Input data:
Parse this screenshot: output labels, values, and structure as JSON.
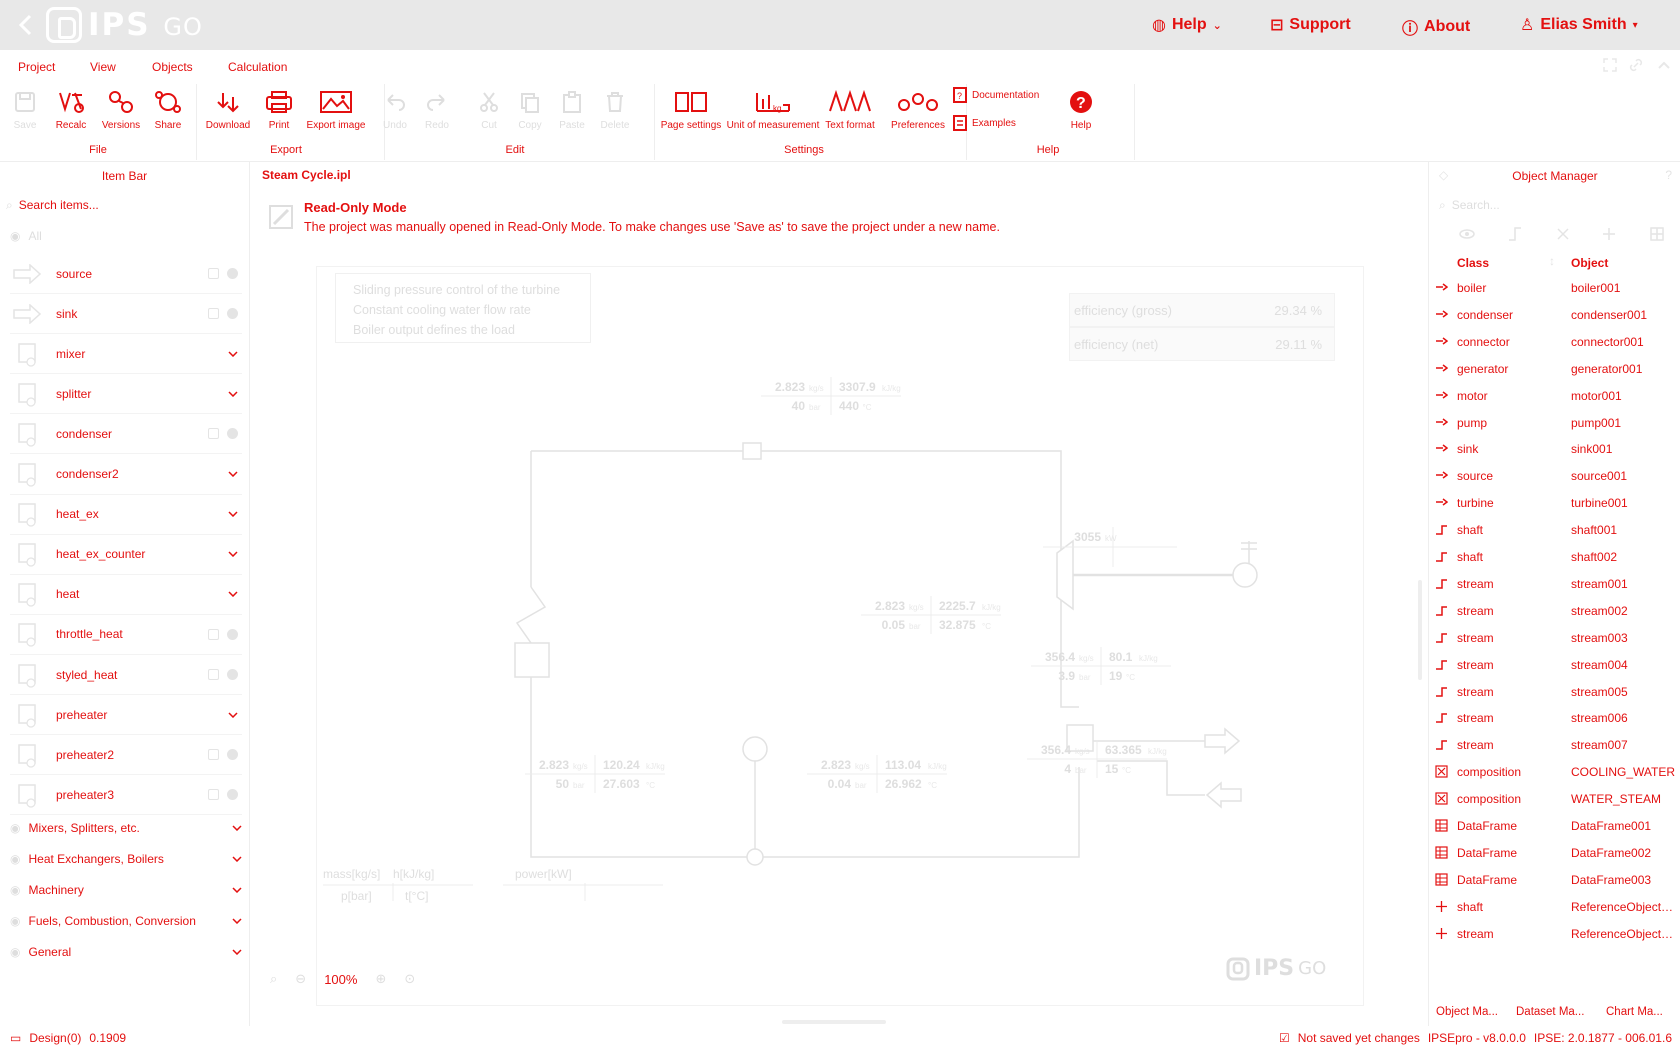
{
  "topbar": {
    "logo_text": "IPS",
    "logo_suffix": "GO",
    "help_label": "Help",
    "support_label": "Support",
    "about_label": "About",
    "user_label": "Elias Smith"
  },
  "menu": [
    "Project",
    "View",
    "Objects",
    "Calculation"
  ],
  "ribbon": {
    "buttons": [
      {
        "label": "Save",
        "icon": "save-icon",
        "faint": true
      },
      {
        "label": "Recalc",
        "icon": "recalc-icon",
        "faint": false
      },
      {
        "label": "Versions",
        "icon": "versions-icon",
        "faint": false
      },
      {
        "label": "Share",
        "icon": "share-icon",
        "faint": false
      },
      {
        "label": "Download",
        "icon": "download-icon",
        "faint": false
      },
      {
        "label": "Print",
        "icon": "print-icon",
        "faint": false
      },
      {
        "label": "Export image",
        "icon": "export-image-icon",
        "faint": false
      },
      {
        "label": "Undo",
        "icon": "undo-icon",
        "faint": true
      },
      {
        "label": "Redo",
        "icon": "redo-icon",
        "faint": true
      },
      {
        "label": "Cut",
        "icon": "cut-icon",
        "faint": true
      },
      {
        "label": "Copy",
        "icon": "copy-icon",
        "faint": true
      },
      {
        "label": "Paste",
        "icon": "paste-icon",
        "faint": true
      },
      {
        "label": "Delete",
        "icon": "delete-icon",
        "faint": true
      },
      {
        "label": "Page settings",
        "icon": "page-settings-icon",
        "faint": false
      },
      {
        "label": "Unit of measurement",
        "icon": "units-icon",
        "faint": false
      },
      {
        "label": "Text format",
        "icon": "text-format-icon",
        "faint": false
      },
      {
        "label": "Preferences",
        "icon": "preferences-icon",
        "faint": false
      },
      {
        "label": "Documentation",
        "icon": "documentation-icon",
        "faint": false
      },
      {
        "label": "Examples",
        "icon": "examples-icon",
        "faint": false
      },
      {
        "label": "Help",
        "icon": "help-circle-icon",
        "faint": false
      }
    ],
    "groups": [
      "File",
      "Export",
      "Edit",
      "Settings",
      "Help"
    ]
  },
  "left_panel": {
    "title": "Item Bar",
    "search_placeholder": "Search items...",
    "all_label": "All",
    "components": [
      {
        "label": "source",
        "icon": "source-arrow-icon",
        "kind": "link"
      },
      {
        "label": "sink",
        "icon": "sink-arrow-icon",
        "kind": "link"
      },
      {
        "label": "mixer",
        "icon": "mixer-icon",
        "kind": "expand"
      },
      {
        "label": "splitter",
        "icon": "splitter-icon",
        "kind": "expand"
      },
      {
        "label": "condenser",
        "icon": "condenser-icon",
        "kind": "link"
      },
      {
        "label": "condenser2",
        "icon": "condenser2-icon",
        "kind": "expand"
      },
      {
        "label": "heat_ex",
        "icon": "heat-exchanger-icon",
        "kind": "expand"
      },
      {
        "label": "heat_ex_counter",
        "icon": "heat-exchanger-counter-icon",
        "kind": "expand"
      },
      {
        "label": "heat",
        "icon": "heat-icon",
        "kind": "expand"
      },
      {
        "label": "throttle_heat",
        "icon": "throttle-heat-icon",
        "kind": "link"
      },
      {
        "label": "styled_heat",
        "icon": "styled-heat-icon",
        "kind": "link"
      },
      {
        "label": "preheater",
        "icon": "preheater-icon",
        "kind": "expand"
      },
      {
        "label": "preheater2",
        "icon": "preheater2-icon",
        "kind": "link"
      },
      {
        "label": "preheater3",
        "icon": "preheater3-icon",
        "kind": "link"
      }
    ],
    "groups": [
      "Mixers, Splitters, etc.",
      "Heat Exchangers, Boilers",
      "Machinery",
      "Fuels, Combustion, Conversion",
      "General"
    ]
  },
  "center": {
    "breadcrumb": "Steam Cycle.ipl",
    "readonly_title": "Read-Only Mode",
    "readonly_message": "The project was manually opened in Read-Only Mode. To make changes use 'Save as' to save the project under a new name.",
    "notes": [
      "Sliding pressure control of the turbine",
      "Constant cooling water flow rate",
      "Boiler output defines the load"
    ],
    "efficiency": [
      {
        "label": "efficiency (gross)",
        "value": "29.34",
        "unit": "%"
      },
      {
        "label": "efficiency (net)",
        "value": "29.11",
        "unit": "%"
      }
    ],
    "stream_labels": [
      {
        "m": "2.823",
        "h": "3307.9",
        "p": "40",
        "t": "440"
      },
      {
        "m": "2.823",
        "h": "2225.7",
        "p": "0.05",
        "t": "32.875"
      },
      {
        "m": "356.4",
        "h": "80.1",
        "p": "3.9",
        "t": "19"
      },
      {
        "m": "356.4",
        "h": "63.365",
        "p": "4",
        "t": "15"
      },
      {
        "m": "2.823",
        "h": "120.24",
        "p": "50",
        "t": "27.603"
      },
      {
        "m": "2.823",
        "h": "113.04",
        "p": "0.04",
        "t": "26.962"
      }
    ],
    "power_label": "3055",
    "units": {
      "m": "kg/s",
      "h": "kJ/kg",
      "p": "bar",
      "t": "°C",
      "power": "kW"
    },
    "legend": {
      "mass": "mass[kg/s]",
      "enthalpy": "h[kJ/kg]",
      "power": "power[kW]",
      "pressure": "p[bar]",
      "temperature": "t[°C]"
    },
    "zoom": "100%",
    "watermark_text": "IPS",
    "watermark_suffix": "GO"
  },
  "right_panel": {
    "title": "Object Manager",
    "search_placeholder": "Search...",
    "col_class": "Class",
    "col_object": "Object",
    "rows": [
      {
        "cls": "boiler",
        "obj": "boiler001",
        "icon": "component-icon"
      },
      {
        "cls": "condenser",
        "obj": "condenser001",
        "icon": "component-icon"
      },
      {
        "cls": "connector",
        "obj": "connector001",
        "icon": "component-icon"
      },
      {
        "cls": "generator",
        "obj": "generator001",
        "icon": "component-icon"
      },
      {
        "cls": "motor",
        "obj": "motor001",
        "icon": "component-icon"
      },
      {
        "cls": "pump",
        "obj": "pump001",
        "icon": "component-icon"
      },
      {
        "cls": "sink",
        "obj": "sink001",
        "icon": "component-icon"
      },
      {
        "cls": "source",
        "obj": "source001",
        "icon": "component-icon"
      },
      {
        "cls": "turbine",
        "obj": "turbine001",
        "icon": "component-icon"
      },
      {
        "cls": "shaft",
        "obj": "shaft001",
        "icon": "connection-icon"
      },
      {
        "cls": "shaft",
        "obj": "shaft002",
        "icon": "connection-icon"
      },
      {
        "cls": "stream",
        "obj": "stream001",
        "icon": "connection-icon"
      },
      {
        "cls": "stream",
        "obj": "stream002",
        "icon": "connection-icon"
      },
      {
        "cls": "stream",
        "obj": "stream003",
        "icon": "connection-icon"
      },
      {
        "cls": "stream",
        "obj": "stream004",
        "icon": "connection-icon"
      },
      {
        "cls": "stream",
        "obj": "stream005",
        "icon": "connection-icon"
      },
      {
        "cls": "stream",
        "obj": "stream006",
        "icon": "connection-icon"
      },
      {
        "cls": "stream",
        "obj": "stream007",
        "icon": "connection-icon"
      },
      {
        "cls": "composition",
        "obj": "COOLING_WATER",
        "icon": "composition-icon"
      },
      {
        "cls": "composition",
        "obj": "WATER_STEAM",
        "icon": "composition-icon"
      },
      {
        "cls": "DataFrame",
        "obj": "DataFrame001",
        "icon": "dataframe-icon"
      },
      {
        "cls": "DataFrame",
        "obj": "DataFrame002",
        "icon": "dataframe-icon"
      },
      {
        "cls": "DataFrame",
        "obj": "DataFrame003",
        "icon": "dataframe-icon"
      },
      {
        "cls": "shaft",
        "obj": "ReferenceObjectShaft",
        "icon": "reference-icon"
      },
      {
        "cls": "stream",
        "obj": "ReferenceObjectStream",
        "icon": "reference-icon"
      }
    ],
    "tabs": [
      "Object Ma...",
      "Dataset Ma...",
      "Chart Ma..."
    ]
  },
  "status": {
    "mode": "Design(0)",
    "time": "0.1909",
    "saved": "Not saved yet changes",
    "version": "IPSEpro - v8.0.0.0",
    "version_full": "IPSE: 2.0.1877 - 006.01.6"
  },
  "colors": {
    "accent": "#e31010",
    "faint": "#dedede",
    "topbar": "#e8e8e8"
  }
}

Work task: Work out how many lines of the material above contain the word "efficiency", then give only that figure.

Answer to this problem: 3